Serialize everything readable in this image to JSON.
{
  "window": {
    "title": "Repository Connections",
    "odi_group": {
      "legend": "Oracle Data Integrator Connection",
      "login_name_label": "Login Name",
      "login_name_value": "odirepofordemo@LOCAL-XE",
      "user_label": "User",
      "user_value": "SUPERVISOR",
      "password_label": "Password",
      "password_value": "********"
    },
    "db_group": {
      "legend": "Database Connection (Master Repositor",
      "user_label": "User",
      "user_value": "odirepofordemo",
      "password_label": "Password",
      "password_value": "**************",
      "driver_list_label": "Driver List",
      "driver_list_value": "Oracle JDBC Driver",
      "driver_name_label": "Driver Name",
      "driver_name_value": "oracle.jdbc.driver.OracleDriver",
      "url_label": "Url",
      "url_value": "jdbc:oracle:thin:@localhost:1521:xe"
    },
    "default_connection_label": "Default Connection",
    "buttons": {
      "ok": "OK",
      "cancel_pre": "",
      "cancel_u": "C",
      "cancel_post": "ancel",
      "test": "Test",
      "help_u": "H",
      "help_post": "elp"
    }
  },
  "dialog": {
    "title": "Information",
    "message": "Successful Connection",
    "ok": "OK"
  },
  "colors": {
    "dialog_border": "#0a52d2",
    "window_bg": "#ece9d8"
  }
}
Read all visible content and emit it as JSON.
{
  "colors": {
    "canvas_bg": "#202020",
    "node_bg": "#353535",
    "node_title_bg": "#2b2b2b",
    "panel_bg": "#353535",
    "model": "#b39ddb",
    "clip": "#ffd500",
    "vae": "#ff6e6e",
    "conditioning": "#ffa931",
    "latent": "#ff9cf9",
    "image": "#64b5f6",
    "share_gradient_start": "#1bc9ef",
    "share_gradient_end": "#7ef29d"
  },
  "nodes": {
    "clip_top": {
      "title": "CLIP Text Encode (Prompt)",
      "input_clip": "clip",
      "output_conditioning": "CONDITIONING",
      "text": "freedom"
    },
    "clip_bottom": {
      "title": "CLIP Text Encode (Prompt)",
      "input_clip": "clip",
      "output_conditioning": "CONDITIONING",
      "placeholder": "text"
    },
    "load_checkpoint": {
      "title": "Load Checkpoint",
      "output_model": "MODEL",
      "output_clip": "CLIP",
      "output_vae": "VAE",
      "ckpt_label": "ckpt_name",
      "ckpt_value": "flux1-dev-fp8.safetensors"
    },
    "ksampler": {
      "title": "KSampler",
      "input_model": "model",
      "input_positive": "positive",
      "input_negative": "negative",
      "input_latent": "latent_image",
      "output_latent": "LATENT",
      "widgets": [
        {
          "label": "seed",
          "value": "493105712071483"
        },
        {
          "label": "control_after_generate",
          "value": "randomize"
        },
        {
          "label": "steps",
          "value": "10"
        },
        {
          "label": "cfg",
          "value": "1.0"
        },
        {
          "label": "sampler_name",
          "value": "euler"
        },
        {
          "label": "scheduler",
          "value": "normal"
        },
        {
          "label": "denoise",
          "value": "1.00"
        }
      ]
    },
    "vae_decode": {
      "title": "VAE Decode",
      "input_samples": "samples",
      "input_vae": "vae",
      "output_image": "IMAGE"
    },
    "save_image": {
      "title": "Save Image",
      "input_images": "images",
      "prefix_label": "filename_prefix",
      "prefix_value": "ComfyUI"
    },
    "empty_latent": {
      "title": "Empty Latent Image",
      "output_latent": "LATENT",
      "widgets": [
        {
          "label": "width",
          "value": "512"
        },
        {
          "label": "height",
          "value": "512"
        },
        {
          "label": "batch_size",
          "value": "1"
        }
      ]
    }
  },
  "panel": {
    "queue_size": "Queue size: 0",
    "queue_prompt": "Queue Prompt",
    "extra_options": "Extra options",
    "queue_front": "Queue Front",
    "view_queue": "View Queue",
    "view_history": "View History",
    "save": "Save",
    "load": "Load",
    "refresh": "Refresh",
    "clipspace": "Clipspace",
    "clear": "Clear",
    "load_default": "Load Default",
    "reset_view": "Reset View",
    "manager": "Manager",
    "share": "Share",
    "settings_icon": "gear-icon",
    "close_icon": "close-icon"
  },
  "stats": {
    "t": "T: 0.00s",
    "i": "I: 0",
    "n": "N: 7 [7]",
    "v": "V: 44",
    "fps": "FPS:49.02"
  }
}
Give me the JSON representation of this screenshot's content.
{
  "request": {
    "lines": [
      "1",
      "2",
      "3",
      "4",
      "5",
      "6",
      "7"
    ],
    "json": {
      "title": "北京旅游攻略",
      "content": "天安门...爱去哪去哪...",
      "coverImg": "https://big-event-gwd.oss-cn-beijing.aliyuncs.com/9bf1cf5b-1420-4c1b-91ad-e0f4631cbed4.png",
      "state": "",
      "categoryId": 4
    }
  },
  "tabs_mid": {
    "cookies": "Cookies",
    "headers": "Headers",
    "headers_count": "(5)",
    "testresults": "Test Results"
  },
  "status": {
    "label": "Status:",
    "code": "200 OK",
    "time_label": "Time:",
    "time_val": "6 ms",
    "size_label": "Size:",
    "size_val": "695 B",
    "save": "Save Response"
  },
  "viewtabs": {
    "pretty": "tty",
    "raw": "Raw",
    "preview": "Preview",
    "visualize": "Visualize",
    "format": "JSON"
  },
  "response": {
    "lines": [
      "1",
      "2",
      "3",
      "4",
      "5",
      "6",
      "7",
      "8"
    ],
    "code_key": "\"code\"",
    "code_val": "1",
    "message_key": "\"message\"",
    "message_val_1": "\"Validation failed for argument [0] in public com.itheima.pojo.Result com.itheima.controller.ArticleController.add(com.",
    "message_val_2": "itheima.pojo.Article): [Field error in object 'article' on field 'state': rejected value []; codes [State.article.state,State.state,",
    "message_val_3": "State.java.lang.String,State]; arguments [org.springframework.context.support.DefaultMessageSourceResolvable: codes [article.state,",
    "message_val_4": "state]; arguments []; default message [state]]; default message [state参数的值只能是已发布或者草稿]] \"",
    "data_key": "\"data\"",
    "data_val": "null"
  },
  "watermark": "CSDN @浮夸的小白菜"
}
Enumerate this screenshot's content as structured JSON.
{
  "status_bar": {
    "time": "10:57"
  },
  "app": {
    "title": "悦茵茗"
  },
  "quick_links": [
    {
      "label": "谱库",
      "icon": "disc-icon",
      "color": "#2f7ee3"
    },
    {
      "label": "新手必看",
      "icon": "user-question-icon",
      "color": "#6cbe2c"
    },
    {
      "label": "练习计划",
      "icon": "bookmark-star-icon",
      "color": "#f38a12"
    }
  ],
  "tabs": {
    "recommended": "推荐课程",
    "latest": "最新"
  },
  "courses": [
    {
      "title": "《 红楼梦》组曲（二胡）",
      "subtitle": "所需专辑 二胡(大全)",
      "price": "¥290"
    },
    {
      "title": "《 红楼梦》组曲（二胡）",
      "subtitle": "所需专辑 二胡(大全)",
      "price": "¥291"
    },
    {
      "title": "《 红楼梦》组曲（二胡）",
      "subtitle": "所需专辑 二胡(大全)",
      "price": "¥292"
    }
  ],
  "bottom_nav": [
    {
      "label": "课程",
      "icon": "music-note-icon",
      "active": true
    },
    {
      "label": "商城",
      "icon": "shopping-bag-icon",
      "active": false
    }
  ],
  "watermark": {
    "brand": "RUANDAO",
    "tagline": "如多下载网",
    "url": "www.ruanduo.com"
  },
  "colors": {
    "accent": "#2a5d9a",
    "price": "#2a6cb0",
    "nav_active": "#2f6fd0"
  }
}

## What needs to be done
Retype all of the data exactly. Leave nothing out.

## Result
Serialize everything readable in this image to JSON.
{
  "window": {
    "title": "Repository Connections",
    "odi_group": {
      "legend": "Oracle Data Integrator Connection",
      "login_name_label": "Login Name",
      "login_name_value": "odirepofordemo@LOCAL-XE",
      "user_label": "User",
      "user_value": "SUPERVISOR",
      "password_label": "Password",
      "password_value": "********"
    },
    "db_group": {
      "legend": "Database Connection (Master Repositor",
      "user_label": "User",
      "user_value": "odirepofordemo",
      "password_label": "Password",
      "password_value": "**************",
      "driver_list_label": "Driver List",
      "driver_list_value": "Oracle JDBC Driver",
      "driver_name_label": "Driver Name",
      "driver_name_value": "oracle.jdbc.driver.OracleDriver",
      "url_label": "Url",
      "url_value": "jdbc:oracle:thin:@localhost:1521:xe"
    },
    "default_connection_label": "Default Connection",
    "buttons": {
      "ok": "OK",
      "cancel_pre": "",
      "cancel_u": "C",
      "cancel_post": "ancel",
      "test": "Test",
      "help_u": "H",
      "help_post": "elp"
    }
  },
  "dialog": {
    "title": "Information",
    "message": "Successful Connection",
    "ok": "OK"
  },
  "colors": {
    "dialog_border": "#0a52d2",
    "window_bg": "#ece9d8"
  }
}
Read all visible content and emit it as JSON.
{
  "colors": {
    "canvas_bg": "#202020",
    "node_bg": "#353535",
    "node_title_bg": "#2b2b2b",
    "panel_bg": "#353535",
    "model": "#b39ddb",
    "clip": "#ffd500",
    "vae": "#ff6e6e",
    "conditioning": "#ffa931",
    "latent": "#ff9cf9",
    "image": "#64b5f6",
    "share_gradient_start": "#1bc9ef",
    "share_gradient_end": "#7ef29d"
  },
  "nodes": {
    "clip_top": {
      "title": "CLIP Text Encode (Prompt)",
      "input_clip": "clip",
      "output_conditioning": "CONDITIONING",
      "text": "freedom"
    },
    "clip_bottom": {
      "title": "CLIP Text Encode (Prompt)",
      "input_clip": "clip",
      "output_conditioning": "CONDITIONING",
      "placeholder": "text"
    },
    "load_checkpoint": {
      "title": "Load Checkpoint",
      "output_model": "MODEL",
      "output_clip": "CLIP",
      "output_vae": "VAE",
      "ckpt_label": "ckpt_name",
      "ckpt_value": "flux1-dev-fp8.safetensors"
    },
    "ksampler": {
      "title": "KSampler",
      "input_model": "model",
      "input_positive": "positive",
      "input_negative": "negative",
      "input_latent": "latent_image",
      "output_latent": "LATENT",
      "widgets": [
        {
          "label": "seed",
          "value": "493105712071483"
        },
        {
          "label": "control_after_generate",
          "value": "randomize"
        },
        {
          "label": "steps",
          "value": "10"
        },
        {
          "label": "cfg",
          "value": "1.0"
        },
        {
          "label": "sampler_name",
          "value": "euler"
        },
        {
          "label": "scheduler",
          "value": "normal"
        },
        {
          "label": "denoise",
          "value": "1.00"
        }
      ]
    },
    "vae_decode": {
      "title": "VAE Decode",
      "input_samples": "samples",
      "input_vae": "vae",
      "output_image": "IMAGE"
    },
    "save_image": {
      "title": "Save Image",
      "input_images": "images",
      "prefix_label": "filename_prefix",
      "prefix_value": "ComfyUI"
    },
    "empty_latent": {
      "title": "Empty Latent Image",
      "output_latent": "LATENT",
      "widgets": [
        {
          "label": "width",
          "value": "512"
        },
        {
          "label": "height",
          "value": "512"
        },
        {
          "label": "batch_size",
          "value": "1"
        }
      ]
    }
  },
  "panel": {
    "queue_size": "Queue size: 0",
    "queue_prompt": "Queue Prompt",
    "extra_options": "Extra options",
    "queue_front": "Queue Front",
    "view_queue": "View Queue",
    "view_history": "View History",
    "save": "Save",
    "load": "Load",
    "refresh": "Refresh",
    "clipspace": "Clipspace",
    "clear": "Clear",
    "load_default": "Load Default",
    "reset_view": "Reset View",
    "manager": "Manager",
    "share": "Share",
    "settings_icon": "gear-icon",
    "close_icon": "close-icon"
  },
  "stats": {
    "t": "T: 0.00s",
    "i": "I: 0",
    "n": "N: 7 [7]",
    "v": "V: 44",
    "fps": "FPS:49.02"
  }
}
Give me the JSON representation of this screenshot's content.
{
  "request": {
    "lines": [
      "1",
      "2",
      "3",
      "4",
      "5",
      "6",
      "7"
    ],
    "json": {
      "title": "北京旅游攻略",
      "content": "天安门...爱去哪去哪...",
      "coverImg": "https://big-event-gwd.oss-cn-beijing.aliyuncs.com/9bf1cf5b-1420-4c1b-91ad-e0f4631cbed4.png",
      "state": "",
      "categoryId": 4
    }
  },
  "tabs_mid": {
    "cookies": "Cookies",
    "headers": "Headers",
    "headers_count": "(5)",
    "testresults": "Test Results"
  },
  "status": {
    "label": "Status:",
    "code": "200 OK",
    "time_label": "Time:",
    "time_val": "6 ms",
    "size_label": "Size:",
    "size_val": "695 B",
    "save": "Save Response"
  },
  "viewtabs": {
    "pretty": "tty",
    "raw": "Raw",
    "preview": "Preview",
    "visualize": "Visualize",
    "format": "JSON"
  },
  "response": {
    "lines": [
      "1",
      "2",
      "3",
      "4",
      "5",
      "6",
      "7",
      "8"
    ],
    "code_key": "\"code\"",
    "code_val": "1",
    "message_key": "\"message\"",
    "message_val_1": "\"Validation failed for argument [0] in public com.itheima.pojo.Result com.itheima.controller.ArticleController.add(com.",
    "message_val_2": "itheima.pojo.Article): [Field error in object 'article' on field 'state': rejected value []; codes [State.article.state,State.state,",
    "message_val_3": "State.java.lang.String,State]; arguments [org.springframework.context.support.DefaultMessageSourceResolvable: codes [article.state,",
    "message_val_4": "state]; arguments []; default message [state]]; default message [state参数的值只能是已发布或者草稿]] \"",
    "data_key": "\"data\"",
    "data_val": "null"
  },
  "watermark": "CSDN @浮夸的小白菜"
}
Enumerate this screenshot's content as structured JSON.
{
  "status_bar": {
    "time": "10:57"
  },
  "app": {
    "title": "悦茵茗"
  },
  "quick_links": [
    {
      "label": "谱库",
      "icon": "disc-icon",
      "color": "#2f7ee3"
    },
    {
      "label": "新手必看",
      "icon": "user-question-icon",
      "color": "#6cbe2c"
    },
    {
      "label": "练习计划",
      "icon": "bookmark-star-icon",
      "color": "#f38a12"
    }
  ],
  "tabs": {
    "recommended": "推荐课程",
    "latest": "最新"
  },
  "courses": [
    {
      "title": "《 红楼梦》组曲（二胡）",
      "subtitle": "所需专辑 二胡(大全)",
      "price": "¥290"
    },
    {
      "title": "《 红楼梦》组曲（二胡）",
      "subtitle": "所需专辑 二胡(大全)",
      "price": "¥291"
    },
    {
      "title": "《 红楼梦》组曲（二胡）",
      "subtitle": "所需专辑 二胡(大全)",
      "price": "¥292"
    }
  ],
  "bottom_nav": [
    {
      "label": "课程",
      "icon": "music-note-icon",
      "active": true
    },
    {
      "label": "商城",
      "icon": "shopping-bag-icon",
      "active": false
    }
  ],
  "watermark": {
    "brand": "RUANDAO",
    "tagline": "如多下载网",
    "url": "www.ruanduo.com"
  },
  "colors": {
    "accent": "#2a5d9a",
    "price": "#2a6cb0",
    "nav_active": "#2f6fd0"
  }
}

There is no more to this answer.